Feline leukemia virus and Feline Immunodeficiency can lead to serious disease in cats. Feline Immunodeficiency Virus is often referred to as the feline AIDS virus. While there are parallels to similar diseases that affect humans these two feline conditions have not shown any evidence that transmission to humans can occur.
Feline Leukemia Virus has been shown to produce a variety of diseases such as anemia, which is a decrease in oxygen carrying red blood cells, as well tumors and other forms of cancer. While contact with the virus does not ensure that the disease will become active in all pets it is a serious and often fatal disease. Transmission can occur vertically (from the mother) as well as horizontally by contact with the bodily fluids of an infected (but not necessarily sick) cat. Contact with urine and saliva are two of the most common vectors of transmission. With that in mind it is easy to see how easily an outdoor cat can contract feline leukemia virus. However even an indoor cat that is nose to nose through a screened in porch can be at risk.
Once thought to be a totally fatal disease it has now been shown that by providing the appropriate care many feline leukemia virus affected cats can survive for long and healthy periods of time. The best way to deal with Feline Leukemia Virus remains isolation, that is keeping cats indoors. If a cat does, however, ventures outside it is imperative that he or she be currently vaccinated for the disease. Similarly, any other felines in the household that may come into contact with the pet that ventures out is also considered to be at risk and should be immunized. Prior to vaccinating, it is essential that your pets be tested in order to know the health status of your feline friend.
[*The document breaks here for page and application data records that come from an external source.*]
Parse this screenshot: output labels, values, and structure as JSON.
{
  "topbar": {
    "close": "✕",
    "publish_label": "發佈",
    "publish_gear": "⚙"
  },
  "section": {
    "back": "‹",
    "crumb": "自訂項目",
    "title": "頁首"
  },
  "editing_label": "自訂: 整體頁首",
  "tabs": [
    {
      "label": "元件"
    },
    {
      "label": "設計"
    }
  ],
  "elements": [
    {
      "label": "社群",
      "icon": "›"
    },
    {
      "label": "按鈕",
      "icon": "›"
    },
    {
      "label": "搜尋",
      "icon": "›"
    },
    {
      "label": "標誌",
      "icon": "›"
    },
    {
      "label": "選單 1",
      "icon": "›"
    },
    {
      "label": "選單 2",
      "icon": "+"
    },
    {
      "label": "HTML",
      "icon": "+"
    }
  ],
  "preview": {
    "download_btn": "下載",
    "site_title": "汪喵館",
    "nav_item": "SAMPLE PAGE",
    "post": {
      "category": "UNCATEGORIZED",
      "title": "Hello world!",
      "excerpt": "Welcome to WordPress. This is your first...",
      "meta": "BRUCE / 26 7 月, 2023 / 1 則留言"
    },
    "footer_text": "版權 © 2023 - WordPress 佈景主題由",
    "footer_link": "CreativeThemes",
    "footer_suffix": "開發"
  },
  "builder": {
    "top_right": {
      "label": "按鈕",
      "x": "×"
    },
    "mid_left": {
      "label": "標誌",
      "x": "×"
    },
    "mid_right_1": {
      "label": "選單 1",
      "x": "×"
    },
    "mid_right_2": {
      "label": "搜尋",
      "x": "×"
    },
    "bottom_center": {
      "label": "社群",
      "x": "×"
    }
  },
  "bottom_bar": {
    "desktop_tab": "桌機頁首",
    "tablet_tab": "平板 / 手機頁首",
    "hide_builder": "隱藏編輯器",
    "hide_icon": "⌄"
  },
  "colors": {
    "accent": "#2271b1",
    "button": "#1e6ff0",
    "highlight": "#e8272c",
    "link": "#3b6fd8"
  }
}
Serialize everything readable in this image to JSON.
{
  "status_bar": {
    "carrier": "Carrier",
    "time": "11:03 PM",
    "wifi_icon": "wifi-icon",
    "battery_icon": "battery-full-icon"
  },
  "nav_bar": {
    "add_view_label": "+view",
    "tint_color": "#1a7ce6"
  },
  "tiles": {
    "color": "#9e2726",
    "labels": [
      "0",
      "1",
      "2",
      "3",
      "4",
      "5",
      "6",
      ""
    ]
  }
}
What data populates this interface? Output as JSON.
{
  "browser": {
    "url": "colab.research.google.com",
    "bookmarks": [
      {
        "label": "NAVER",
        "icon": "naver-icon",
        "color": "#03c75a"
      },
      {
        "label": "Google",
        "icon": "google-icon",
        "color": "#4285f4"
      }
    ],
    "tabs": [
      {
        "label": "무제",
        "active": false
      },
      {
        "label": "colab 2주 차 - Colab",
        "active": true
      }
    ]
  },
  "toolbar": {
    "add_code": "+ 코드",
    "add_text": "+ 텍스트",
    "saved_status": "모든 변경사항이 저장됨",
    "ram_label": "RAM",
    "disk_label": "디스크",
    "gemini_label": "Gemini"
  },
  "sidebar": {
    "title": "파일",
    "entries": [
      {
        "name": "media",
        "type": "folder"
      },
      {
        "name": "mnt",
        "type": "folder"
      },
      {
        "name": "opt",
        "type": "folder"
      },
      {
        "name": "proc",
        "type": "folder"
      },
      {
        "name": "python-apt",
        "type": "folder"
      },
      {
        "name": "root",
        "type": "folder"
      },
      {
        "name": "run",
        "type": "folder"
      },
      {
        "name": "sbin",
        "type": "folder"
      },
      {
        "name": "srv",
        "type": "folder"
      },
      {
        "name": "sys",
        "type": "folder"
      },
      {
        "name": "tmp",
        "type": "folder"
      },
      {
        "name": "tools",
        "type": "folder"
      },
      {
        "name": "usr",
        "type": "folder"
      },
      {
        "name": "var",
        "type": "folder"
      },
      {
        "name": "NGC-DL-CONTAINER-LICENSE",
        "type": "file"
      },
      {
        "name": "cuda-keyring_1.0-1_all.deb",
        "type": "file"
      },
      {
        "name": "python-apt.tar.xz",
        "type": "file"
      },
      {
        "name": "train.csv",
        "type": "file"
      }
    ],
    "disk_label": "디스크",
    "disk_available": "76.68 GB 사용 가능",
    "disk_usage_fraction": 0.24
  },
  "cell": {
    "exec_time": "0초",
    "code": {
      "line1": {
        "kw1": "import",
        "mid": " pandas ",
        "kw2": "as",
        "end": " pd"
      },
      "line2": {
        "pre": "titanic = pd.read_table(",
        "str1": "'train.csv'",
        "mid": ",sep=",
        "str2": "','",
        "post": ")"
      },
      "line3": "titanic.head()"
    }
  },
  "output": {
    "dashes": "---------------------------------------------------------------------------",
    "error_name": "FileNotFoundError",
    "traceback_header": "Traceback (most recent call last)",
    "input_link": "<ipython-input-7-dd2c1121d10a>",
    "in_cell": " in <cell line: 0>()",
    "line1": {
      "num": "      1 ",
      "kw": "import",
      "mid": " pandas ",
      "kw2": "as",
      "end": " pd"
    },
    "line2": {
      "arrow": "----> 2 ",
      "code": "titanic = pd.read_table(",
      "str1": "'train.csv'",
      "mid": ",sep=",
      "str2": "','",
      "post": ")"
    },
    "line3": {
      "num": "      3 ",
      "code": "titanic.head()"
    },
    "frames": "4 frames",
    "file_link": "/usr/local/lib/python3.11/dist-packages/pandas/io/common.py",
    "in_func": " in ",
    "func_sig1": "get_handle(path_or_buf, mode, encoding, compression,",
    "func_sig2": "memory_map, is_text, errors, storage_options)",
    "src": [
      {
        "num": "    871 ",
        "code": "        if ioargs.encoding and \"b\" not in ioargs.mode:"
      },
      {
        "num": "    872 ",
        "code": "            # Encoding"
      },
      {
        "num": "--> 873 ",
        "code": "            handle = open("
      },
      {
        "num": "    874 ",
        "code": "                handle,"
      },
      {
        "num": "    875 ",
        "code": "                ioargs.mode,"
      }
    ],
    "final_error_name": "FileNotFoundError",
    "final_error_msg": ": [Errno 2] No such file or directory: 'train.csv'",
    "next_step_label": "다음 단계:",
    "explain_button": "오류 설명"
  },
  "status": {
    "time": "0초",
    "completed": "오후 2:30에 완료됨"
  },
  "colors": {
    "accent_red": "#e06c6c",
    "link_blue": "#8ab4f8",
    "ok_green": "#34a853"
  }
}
Though Feline Immunodeficiency Virus shares similarities we will discuss some unusual aspects of that disease in the next post.